Traditional neighborhoods and modern architecture
Scott Greider, over on his personal blog, quotes a portion of the San Jose historic design guidelines that addresses the role of modern architecture in older neighborhoods. (If you’re adventurous, you can download the entire 95-page PDF.)
What does San Jose say? It says, “Bring it on”:
Rather than imitating older buildings, a new design should relate to the traditional design characteristics of a neighborhood while also conveying the stylistic trends of today. New construction may do so by drawing upon some basic building features — such as the way in which a building is located on its site, the manner in which it relates to the street and its basic mass, form and materials — rather than applying detailing which may or may not have been historically appropriate. When these design variables are arranged in a new building to be similar to those seen traditionally in the area, visual compatibility results. Therefore, it is possible to be compatible with the historic context while also producing a design that is distinguishable as being newer.

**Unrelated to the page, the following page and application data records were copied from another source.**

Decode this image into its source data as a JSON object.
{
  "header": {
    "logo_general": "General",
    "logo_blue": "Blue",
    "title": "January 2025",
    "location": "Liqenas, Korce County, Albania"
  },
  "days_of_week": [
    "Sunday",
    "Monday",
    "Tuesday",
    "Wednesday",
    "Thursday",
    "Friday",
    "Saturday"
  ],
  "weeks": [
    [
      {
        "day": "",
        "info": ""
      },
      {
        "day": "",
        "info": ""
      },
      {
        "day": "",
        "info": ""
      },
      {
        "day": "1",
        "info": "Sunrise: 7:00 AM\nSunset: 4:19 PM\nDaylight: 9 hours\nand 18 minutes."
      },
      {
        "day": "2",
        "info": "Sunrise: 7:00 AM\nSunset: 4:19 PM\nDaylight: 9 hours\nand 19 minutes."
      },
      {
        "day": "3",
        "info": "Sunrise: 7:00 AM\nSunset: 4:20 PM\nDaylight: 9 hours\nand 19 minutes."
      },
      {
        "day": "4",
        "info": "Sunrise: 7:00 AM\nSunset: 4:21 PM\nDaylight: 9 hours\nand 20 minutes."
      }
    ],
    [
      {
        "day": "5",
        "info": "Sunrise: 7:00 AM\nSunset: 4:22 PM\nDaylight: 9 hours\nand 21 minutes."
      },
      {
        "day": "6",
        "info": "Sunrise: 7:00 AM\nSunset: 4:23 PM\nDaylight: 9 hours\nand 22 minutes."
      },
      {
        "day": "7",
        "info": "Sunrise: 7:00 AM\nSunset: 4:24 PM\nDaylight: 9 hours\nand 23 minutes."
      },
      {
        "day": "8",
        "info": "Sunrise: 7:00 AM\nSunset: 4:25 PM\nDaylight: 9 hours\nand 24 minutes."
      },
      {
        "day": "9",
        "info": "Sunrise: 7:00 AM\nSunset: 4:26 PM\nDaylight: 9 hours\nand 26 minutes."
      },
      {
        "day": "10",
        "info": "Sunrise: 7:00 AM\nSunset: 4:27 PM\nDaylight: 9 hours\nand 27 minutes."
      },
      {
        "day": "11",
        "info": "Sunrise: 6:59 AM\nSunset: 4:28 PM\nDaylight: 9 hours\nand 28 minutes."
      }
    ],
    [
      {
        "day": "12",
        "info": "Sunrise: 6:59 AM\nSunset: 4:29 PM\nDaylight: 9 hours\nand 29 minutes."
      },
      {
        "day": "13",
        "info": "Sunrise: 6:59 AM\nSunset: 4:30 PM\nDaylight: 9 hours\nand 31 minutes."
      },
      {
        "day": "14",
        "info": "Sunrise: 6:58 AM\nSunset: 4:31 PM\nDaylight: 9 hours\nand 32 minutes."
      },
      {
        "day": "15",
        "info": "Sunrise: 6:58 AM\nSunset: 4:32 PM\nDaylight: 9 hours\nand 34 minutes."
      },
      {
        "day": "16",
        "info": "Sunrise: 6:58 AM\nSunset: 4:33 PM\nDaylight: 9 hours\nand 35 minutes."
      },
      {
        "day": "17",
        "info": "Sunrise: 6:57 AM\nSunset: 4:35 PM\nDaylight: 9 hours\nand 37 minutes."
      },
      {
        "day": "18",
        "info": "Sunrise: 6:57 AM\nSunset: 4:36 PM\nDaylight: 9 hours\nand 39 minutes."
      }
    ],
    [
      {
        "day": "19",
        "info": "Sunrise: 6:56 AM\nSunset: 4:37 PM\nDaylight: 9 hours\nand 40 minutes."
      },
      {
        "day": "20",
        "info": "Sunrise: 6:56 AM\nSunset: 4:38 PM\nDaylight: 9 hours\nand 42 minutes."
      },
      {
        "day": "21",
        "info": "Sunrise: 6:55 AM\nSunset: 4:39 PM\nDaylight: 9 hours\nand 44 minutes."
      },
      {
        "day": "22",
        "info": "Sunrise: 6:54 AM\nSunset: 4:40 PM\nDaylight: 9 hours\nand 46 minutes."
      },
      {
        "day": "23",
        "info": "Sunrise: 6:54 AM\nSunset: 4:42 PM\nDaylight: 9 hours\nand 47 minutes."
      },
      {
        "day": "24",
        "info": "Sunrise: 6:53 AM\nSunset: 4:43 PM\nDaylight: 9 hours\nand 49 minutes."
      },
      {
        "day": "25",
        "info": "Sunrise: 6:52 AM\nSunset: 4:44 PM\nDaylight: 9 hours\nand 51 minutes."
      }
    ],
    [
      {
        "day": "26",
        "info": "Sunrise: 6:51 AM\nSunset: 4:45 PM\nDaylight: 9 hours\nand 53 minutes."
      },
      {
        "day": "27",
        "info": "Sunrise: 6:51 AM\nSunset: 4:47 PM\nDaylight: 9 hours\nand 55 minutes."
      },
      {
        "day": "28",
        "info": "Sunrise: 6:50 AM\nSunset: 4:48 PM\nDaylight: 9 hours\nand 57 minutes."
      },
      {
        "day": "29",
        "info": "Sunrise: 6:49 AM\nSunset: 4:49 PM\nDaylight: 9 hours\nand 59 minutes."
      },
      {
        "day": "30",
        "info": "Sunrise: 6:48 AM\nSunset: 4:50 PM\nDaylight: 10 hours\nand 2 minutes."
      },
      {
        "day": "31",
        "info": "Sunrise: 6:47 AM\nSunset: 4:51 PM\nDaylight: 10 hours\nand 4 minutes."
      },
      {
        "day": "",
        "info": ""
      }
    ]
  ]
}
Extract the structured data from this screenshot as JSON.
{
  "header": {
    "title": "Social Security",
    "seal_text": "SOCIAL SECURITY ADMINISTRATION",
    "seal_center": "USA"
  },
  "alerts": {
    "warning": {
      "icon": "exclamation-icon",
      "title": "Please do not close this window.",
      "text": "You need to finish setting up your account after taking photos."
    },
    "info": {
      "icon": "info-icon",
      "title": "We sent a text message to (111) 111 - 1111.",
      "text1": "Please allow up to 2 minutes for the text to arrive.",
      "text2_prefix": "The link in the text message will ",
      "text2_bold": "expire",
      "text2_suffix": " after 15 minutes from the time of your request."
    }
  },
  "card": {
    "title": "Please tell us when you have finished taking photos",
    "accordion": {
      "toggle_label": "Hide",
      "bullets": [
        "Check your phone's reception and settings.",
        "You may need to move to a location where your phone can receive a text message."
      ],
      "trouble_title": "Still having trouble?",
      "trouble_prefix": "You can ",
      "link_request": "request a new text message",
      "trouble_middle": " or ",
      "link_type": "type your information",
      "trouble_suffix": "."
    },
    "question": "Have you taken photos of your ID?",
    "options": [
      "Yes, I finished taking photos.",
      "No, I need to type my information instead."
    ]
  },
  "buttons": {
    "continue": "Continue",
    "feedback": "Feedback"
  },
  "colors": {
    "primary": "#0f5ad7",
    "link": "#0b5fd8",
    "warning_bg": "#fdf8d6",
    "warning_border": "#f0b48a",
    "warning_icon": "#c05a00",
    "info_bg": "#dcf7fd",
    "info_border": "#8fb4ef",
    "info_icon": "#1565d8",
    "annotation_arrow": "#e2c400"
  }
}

A modern-style home can be a wonderfully contrasting complement to a historic neighborhood. It certainly beats decay and vacant lots, and it also beats a hundred suburban neo-Colonials with three-car garages in front.
I can’t say the modern home above is my style, but frankly, plenty of older, classical homes aren’t my style, either.
The style of the structure is not the main point. Urbanism is site plan more than architecture. If you bring the house close to the sidewalk, put the parking or garage in the back and make the front wall permeable (that is, not a blank wall), you are strengthening a neighborhood, no matter the style of architecture.
— photo of modern townhouse in Lincoln Park, Ill., by Scott Greider on Flickr